:: DIRECTIONS FOR THIS TASK ::
Pull out every line below holding the word "meta".
──────────
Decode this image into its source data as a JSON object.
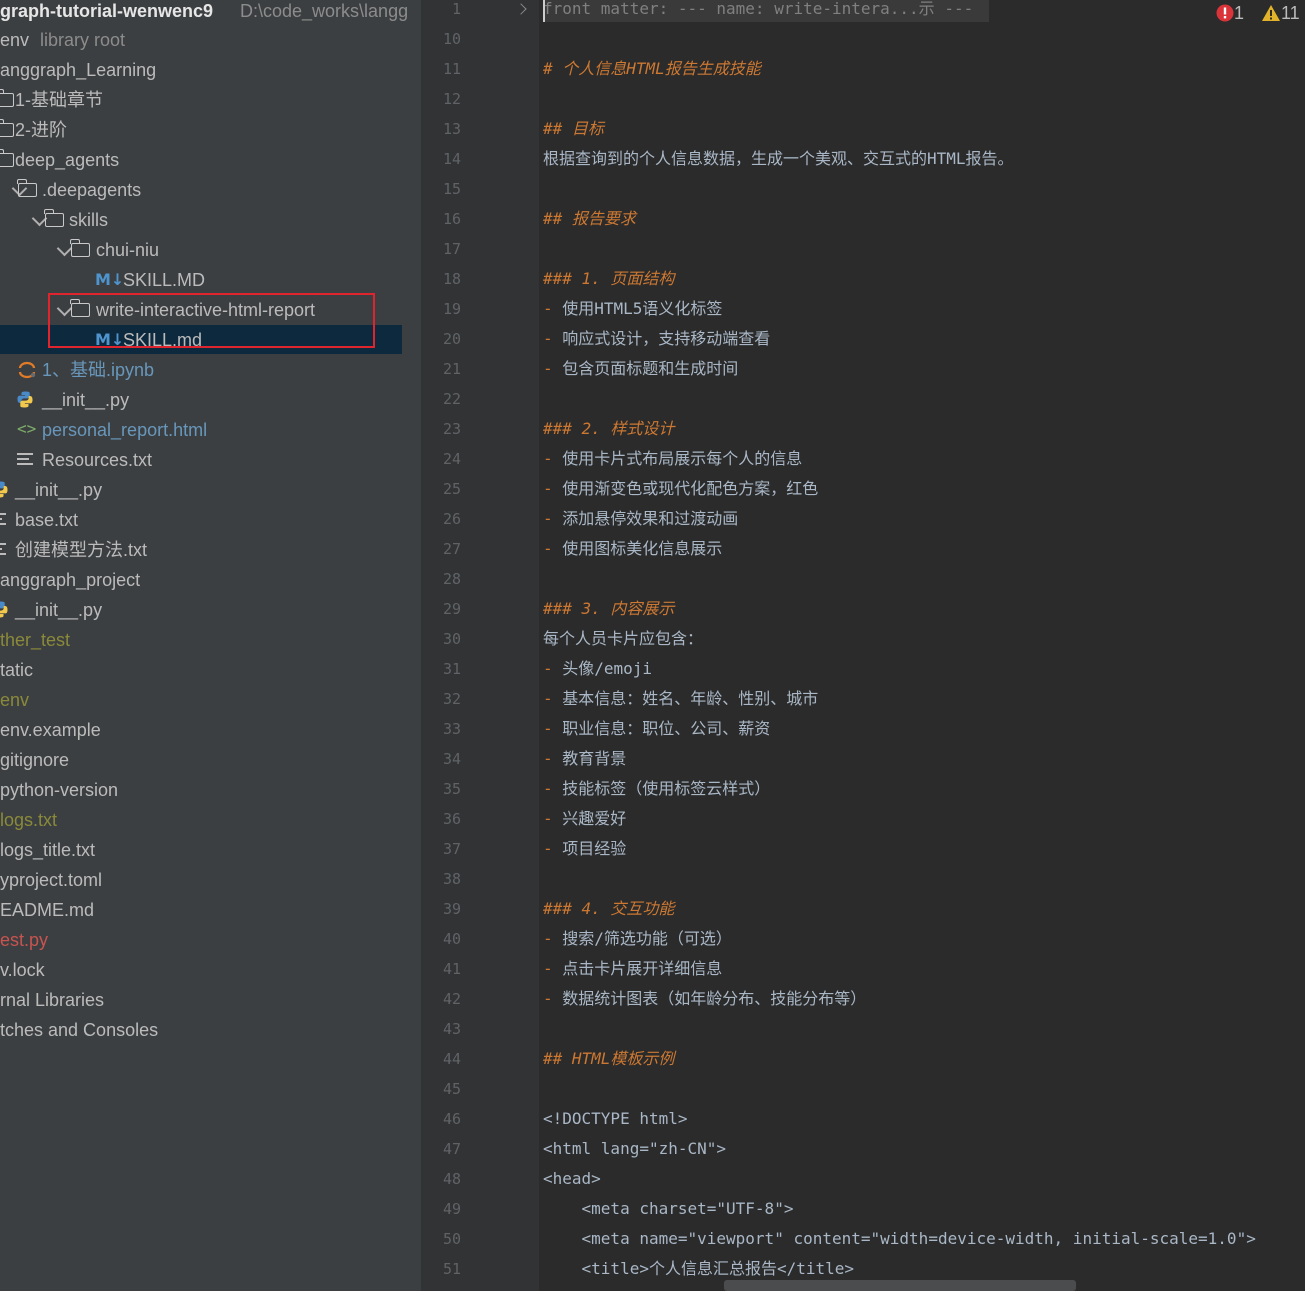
{
  "project": {
    "root_name": "graph-tutorial-wenwenc9",
    "root_path": "D:\\code_works\\langg"
  },
  "tree": [
    {
      "label": "env",
      "suffix": "library root",
      "color": "#bbbbbb",
      "icon": "none"
    },
    {
      "label": "anggraph_Learning",
      "color": "#bbbbbb",
      "icon": "none"
    },
    {
      "label": "1-基础章节",
      "color": "#bbbbbb",
      "icon": "folder-icon"
    },
    {
      "label": "2-进阶",
      "color": "#bbbbbb",
      "icon": "folder-icon"
    },
    {
      "label": "deep_agents",
      "color": "#bbbbbb",
      "icon": "folder-icon"
    },
    {
      "label": ".deepagents",
      "color": "#bbbbbb",
      "icon": "folder-icon"
    },
    {
      "label": "skills",
      "color": "#bbbbbb",
      "icon": "folder-icon"
    },
    {
      "label": "chui-niu",
      "color": "#bbbbbb",
      "icon": "folder-icon"
    },
    {
      "label": "SKILL.MD",
      "color": "#bbbbbb",
      "icon": "markdown-icon"
    },
    {
      "label": "write-interactive-html-report",
      "color": "#bbbbbb",
      "icon": "folder-icon"
    },
    {
      "label": "SKILL.md",
      "color": "#bbbbbb",
      "icon": "markdown-icon"
    },
    {
      "label": "1、基础.ipynb",
      "color": "#6897bb",
      "icon": "notebook-icon"
    },
    {
      "label": "__init__.py",
      "color": "#bbbbbb",
      "icon": "python-icon"
    },
    {
      "label": "personal_report.html",
      "color": "#6897bb",
      "icon": "html-icon"
    },
    {
      "label": "Resources.txt",
      "color": "#bbbbbb",
      "icon": "text-file-icon"
    },
    {
      "label": "__init__.py",
      "color": "#bbbbbb",
      "icon": "python-icon"
    },
    {
      "label": "base.txt",
      "color": "#bbbbbb",
      "icon": "text-file-icon"
    },
    {
      "label": "创建模型方法.txt",
      "color": "#bbbbbb",
      "icon": "text-file-icon"
    },
    {
      "label": "anggraph_project",
      "color": "#bbbbbb",
      "icon": "none"
    },
    {
      "label": "__init__.py",
      "color": "#bbbbbb",
      "icon": "python-icon"
    },
    {
      "label": "ther_test",
      "color": "#8a8a3a",
      "icon": "none"
    },
    {
      "label": "tatic",
      "color": "#bbbbbb",
      "icon": "none"
    },
    {
      "label": "env",
      "color": "#8a8a3a",
      "icon": "none"
    },
    {
      "label": "env.example",
      "color": "#bbbbbb",
      "icon": "none"
    },
    {
      "label": "gitignore",
      "color": "#bbbbbb",
      "icon": "none"
    },
    {
      "label": "python-version",
      "color": "#bbbbbb",
      "icon": "none"
    },
    {
      "label": "logs.txt",
      "color": "#8a8a3a",
      "icon": "none"
    },
    {
      "label": "logs_title.txt",
      "color": "#bbbbbb",
      "icon": "none"
    },
    {
      "label": "yproject.toml",
      "color": "#bbbbbb",
      "icon": "none"
    },
    {
      "label": "EADME.md",
      "color": "#bbbbbb",
      "icon": "none"
    },
    {
      "label": "est.py",
      "color": "#c75450",
      "icon": "none"
    },
    {
      "label": "v.lock",
      "color": "#bbbbbb",
      "icon": "none"
    },
    {
      "label": "rnal Libraries",
      "color": "#bbbbbb",
      "icon": "none"
    },
    {
      "label": "tches and Consoles",
      "color": "#bbbbbb",
      "icon": "none"
    }
  ],
  "status": {
    "errors": "1",
    "warnings": "11"
  },
  "editor": {
    "lines": [
      {
        "n": "1",
        "parts": [
          {
            "t": "front matter: --- name: write-intera...示 ---",
            "c": "fm"
          }
        ]
      },
      {
        "n": "10",
        "parts": []
      },
      {
        "n": "11",
        "parts": [
          {
            "t": "# 个人信息HTML报告生成技能",
            "c": "h"
          }
        ]
      },
      {
        "n": "12",
        "parts": []
      },
      {
        "n": "13",
        "parts": [
          {
            "t": "## 目标",
            "c": "h"
          }
        ]
      },
      {
        "n": "14",
        "parts": [
          {
            "t": "根据查询到的个人信息数据，生成一个美观、交互式的HTML报告。",
            "c": ""
          }
        ]
      },
      {
        "n": "15",
        "parts": []
      },
      {
        "n": "16",
        "parts": [
          {
            "t": "## 报告要求",
            "c": "h"
          }
        ]
      },
      {
        "n": "17",
        "parts": []
      },
      {
        "n": "18",
        "parts": [
          {
            "t": "### 1. 页面结构",
            "c": "h"
          }
        ]
      },
      {
        "n": "19",
        "parts": [
          {
            "t": "- ",
            "c": "dash"
          },
          {
            "t": "使用HTML5语义化标签",
            "c": ""
          }
        ]
      },
      {
        "n": "20",
        "parts": [
          {
            "t": "- ",
            "c": "dash"
          },
          {
            "t": "响应式设计，支持移动端查看",
            "c": ""
          }
        ]
      },
      {
        "n": "21",
        "parts": [
          {
            "t": "- ",
            "c": "dash"
          },
          {
            "t": "包含页面标题和生成时间",
            "c": ""
          }
        ]
      },
      {
        "n": "22",
        "parts": []
      },
      {
        "n": "23",
        "parts": [
          {
            "t": "### 2. 样式设计",
            "c": "h"
          }
        ]
      },
      {
        "n": "24",
        "parts": [
          {
            "t": "- ",
            "c": "dash"
          },
          {
            "t": "使用卡片式布局展示每个人的信息",
            "c": ""
          }
        ]
      },
      {
        "n": "25",
        "parts": [
          {
            "t": "- ",
            "c": "dash"
          },
          {
            "t": "使用渐变色或现代化配色方案，红色",
            "c": ""
          }
        ]
      },
      {
        "n": "26",
        "parts": [
          {
            "t": "- ",
            "c": "dash"
          },
          {
            "t": "添加悬停效果和过渡动画",
            "c": ""
          }
        ]
      },
      {
        "n": "27",
        "parts": [
          {
            "t": "- ",
            "c": "dash"
          },
          {
            "t": "使用图标美化信息展示",
            "c": ""
          }
        ]
      },
      {
        "n": "28",
        "parts": []
      },
      {
        "n": "29",
        "parts": [
          {
            "t": "### 3. 内容展示",
            "c": "h"
          }
        ]
      },
      {
        "n": "30",
        "parts": [
          {
            "t": "每个人员卡片应包含：",
            "c": ""
          }
        ]
      },
      {
        "n": "31",
        "parts": [
          {
            "t": "- ",
            "c": "dash"
          },
          {
            "t": "头像/emoji",
            "c": ""
          }
        ]
      },
      {
        "n": "32",
        "parts": [
          {
            "t": "- ",
            "c": "dash"
          },
          {
            "t": "基本信息：姓名、年龄、性别、城市",
            "c": ""
          }
        ]
      },
      {
        "n": "33",
        "parts": [
          {
            "t": "- ",
            "c": "dash"
          },
          {
            "t": "职业信息：职位、公司、薪资",
            "c": ""
          }
        ]
      },
      {
        "n": "34",
        "parts": [
          {
            "t": "- ",
            "c": "dash"
          },
          {
            "t": "教育背景",
            "c": ""
          }
        ]
      },
      {
        "n": "35",
        "parts": [
          {
            "t": "- ",
            "c": "dash"
          },
          {
            "t": "技能标签（使用标签云样式）",
            "c": ""
          }
        ]
      },
      {
        "n": "36",
        "parts": [
          {
            "t": "- ",
            "c": "dash"
          },
          {
            "t": "兴趣爱好",
            "c": ""
          }
        ]
      },
      {
        "n": "37",
        "parts": [
          {
            "t": "- ",
            "c": "dash"
          },
          {
            "t": "项目经验",
            "c": ""
          }
        ]
      },
      {
        "n": "38",
        "parts": []
      },
      {
        "n": "39",
        "parts": [
          {
            "t": "### 4. 交互功能",
            "c": "h"
          }
        ]
      },
      {
        "n": "40",
        "parts": [
          {
            "t": "- ",
            "c": "dash"
          },
          {
            "t": "搜索/筛选功能（可选）",
            "c": ""
          }
        ]
      },
      {
        "n": "41",
        "parts": [
          {
            "t": "- ",
            "c": "dash"
          },
          {
            "t": "点击卡片展开详细信息",
            "c": ""
          }
        ]
      },
      {
        "n": "42",
        "parts": [
          {
            "t": "- ",
            "c": "dash"
          },
          {
            "t": "数据统计图表（如年龄分布、技能分布等）",
            "c": ""
          }
        ]
      },
      {
        "n": "43",
        "parts": []
      },
      {
        "n": "44",
        "parts": [
          {
            "t": "## HTML模板示例",
            "c": "h"
          }
        ]
      },
      {
        "n": "45",
        "parts": []
      },
      {
        "n": "46",
        "parts": [
          {
            "t": "<!DOCTYPE html>",
            "c": ""
          }
        ]
      },
      {
        "n": "47",
        "parts": [
          {
            "t": "<html lang=\"zh-CN\">",
            "c": ""
          }
        ]
      },
      {
        "n": "48",
        "parts": [
          {
            "t": "<head>",
            "c": ""
          }
        ]
      },
      {
        "n": "49",
        "parts": [
          {
            "t": "    <meta charset=\"UTF-8\">",
            "c": ""
          }
        ]
      },
      {
        "n": "50",
        "parts": [
          {
            "t": "    <meta name=\"viewport\" content=\"width=device-width, initial-scale=1.0\">",
            "c": ""
          }
        ]
      },
      {
        "n": "51",
        "parts": [
          {
            "t": "    <title>个人信息汇总报告</title>",
            "c": ""
          }
        ]
      }
    ]
  },
  "colors": {
    "tree_bg": "#3c3f41",
    "editor_bg": "#2b2b2b",
    "heading": "#cc7832",
    "selection": "#0d293e",
    "highlight_box": "#e0242e"
  }
}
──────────
:: RESPONSE AREA ::
            "t": "    <meta charset=\"UTF-8\">",
            "t": "    <meta name=\"viewport\" content=\"width=device-width, initial-scale=1.0\">",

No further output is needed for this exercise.